Wednesday, 1 February 2012

Newcastle gets Democracy and Choice - they decide if they want a Mayor

Yesterday the House of Commons debated whether Newcastle be given the opportunity to have a Mayor. To my amazement the Labour politicians all voted against the proposal. The truth is that the Coalition Government is giving people the choice over whether to have an elected mayor or not.
This is a decision for the people of Newcastle - apparently the North East MPs do not agree with giving this choice, notwithstanding their own decision to introduce Mayors in London, Hartlepool, Middlesborough, North Tyneside and beyond. Led by Nick Brown they voted against the proposal. Fortunately we won and choice carried the day: I spoke strongly in favour of Mayors, who have been a massive success abroad, and in London; the London mayoralty, headed by Ken Livingstone and now Boris Johnson, has been a success - with transformational changes to the capital. I said:
“I believe very strongly that every city does need a mayor of similar clout, able to knock heads together and to push things forward on a public, private and voluntary and charity sector basis and sell their city abroad,”
The referendum order was passed by the committee, meaning residents are now on course to be asked about their views on May 3 – along with polls in other major English cities. If approved, mayoral elections will take place on November 15

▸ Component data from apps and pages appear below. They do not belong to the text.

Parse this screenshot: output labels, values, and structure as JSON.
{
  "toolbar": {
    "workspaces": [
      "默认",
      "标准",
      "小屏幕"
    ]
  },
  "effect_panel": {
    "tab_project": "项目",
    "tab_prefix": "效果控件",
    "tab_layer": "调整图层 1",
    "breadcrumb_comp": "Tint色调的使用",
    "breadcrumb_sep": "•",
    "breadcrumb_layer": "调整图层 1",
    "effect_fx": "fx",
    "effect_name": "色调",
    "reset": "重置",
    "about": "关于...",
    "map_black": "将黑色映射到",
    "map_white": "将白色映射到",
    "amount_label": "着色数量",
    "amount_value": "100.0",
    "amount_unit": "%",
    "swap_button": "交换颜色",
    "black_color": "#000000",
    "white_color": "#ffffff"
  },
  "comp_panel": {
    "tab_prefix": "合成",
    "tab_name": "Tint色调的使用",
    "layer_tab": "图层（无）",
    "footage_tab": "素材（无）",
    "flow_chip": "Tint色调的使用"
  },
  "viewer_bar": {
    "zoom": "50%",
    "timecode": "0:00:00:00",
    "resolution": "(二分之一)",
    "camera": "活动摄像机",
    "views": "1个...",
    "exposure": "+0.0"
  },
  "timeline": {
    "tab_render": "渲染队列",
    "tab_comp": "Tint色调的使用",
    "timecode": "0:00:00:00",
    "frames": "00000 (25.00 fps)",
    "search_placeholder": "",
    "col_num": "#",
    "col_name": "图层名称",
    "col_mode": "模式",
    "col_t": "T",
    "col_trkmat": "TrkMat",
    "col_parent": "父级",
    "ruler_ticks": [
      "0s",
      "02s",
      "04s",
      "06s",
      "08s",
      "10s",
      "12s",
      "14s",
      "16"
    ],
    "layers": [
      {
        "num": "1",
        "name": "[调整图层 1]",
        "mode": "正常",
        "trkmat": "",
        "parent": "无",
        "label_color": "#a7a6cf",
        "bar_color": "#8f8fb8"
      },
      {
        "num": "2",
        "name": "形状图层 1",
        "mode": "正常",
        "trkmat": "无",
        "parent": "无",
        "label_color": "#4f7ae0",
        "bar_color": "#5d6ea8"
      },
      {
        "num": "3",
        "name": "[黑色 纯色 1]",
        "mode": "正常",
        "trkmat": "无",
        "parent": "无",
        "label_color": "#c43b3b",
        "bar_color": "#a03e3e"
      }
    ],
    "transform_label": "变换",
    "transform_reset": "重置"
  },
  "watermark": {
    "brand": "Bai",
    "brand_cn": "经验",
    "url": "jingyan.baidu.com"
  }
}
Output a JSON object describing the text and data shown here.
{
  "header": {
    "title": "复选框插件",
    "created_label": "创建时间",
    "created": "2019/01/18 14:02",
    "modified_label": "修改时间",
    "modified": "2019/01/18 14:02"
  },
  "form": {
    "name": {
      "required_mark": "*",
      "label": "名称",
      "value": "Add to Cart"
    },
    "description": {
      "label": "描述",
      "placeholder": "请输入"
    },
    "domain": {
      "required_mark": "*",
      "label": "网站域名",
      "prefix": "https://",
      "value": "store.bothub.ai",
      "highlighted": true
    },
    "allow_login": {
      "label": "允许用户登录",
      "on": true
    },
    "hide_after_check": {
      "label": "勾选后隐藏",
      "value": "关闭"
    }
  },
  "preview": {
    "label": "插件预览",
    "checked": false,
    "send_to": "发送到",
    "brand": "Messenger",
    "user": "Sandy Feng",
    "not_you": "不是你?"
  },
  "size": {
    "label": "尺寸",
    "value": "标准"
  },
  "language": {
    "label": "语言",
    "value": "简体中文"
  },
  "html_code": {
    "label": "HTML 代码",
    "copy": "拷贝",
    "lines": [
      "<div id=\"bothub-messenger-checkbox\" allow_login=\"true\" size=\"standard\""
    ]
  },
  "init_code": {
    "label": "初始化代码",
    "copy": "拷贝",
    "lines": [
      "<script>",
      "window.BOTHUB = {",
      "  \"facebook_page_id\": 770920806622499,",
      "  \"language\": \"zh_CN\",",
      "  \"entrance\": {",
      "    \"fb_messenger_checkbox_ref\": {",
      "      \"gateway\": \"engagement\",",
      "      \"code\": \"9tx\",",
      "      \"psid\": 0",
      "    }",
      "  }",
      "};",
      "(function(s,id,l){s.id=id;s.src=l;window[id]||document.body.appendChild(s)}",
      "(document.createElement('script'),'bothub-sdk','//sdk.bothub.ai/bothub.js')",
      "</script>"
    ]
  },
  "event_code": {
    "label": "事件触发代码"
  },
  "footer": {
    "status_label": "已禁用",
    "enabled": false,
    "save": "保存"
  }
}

The key issue is that local people now have the choice. Just as Labour opposed the Police Commissioners [and every other reform that has been proposed by the Coalition] I find their opposition to democracy to be simply staggering:
Let the People theres a strange concept!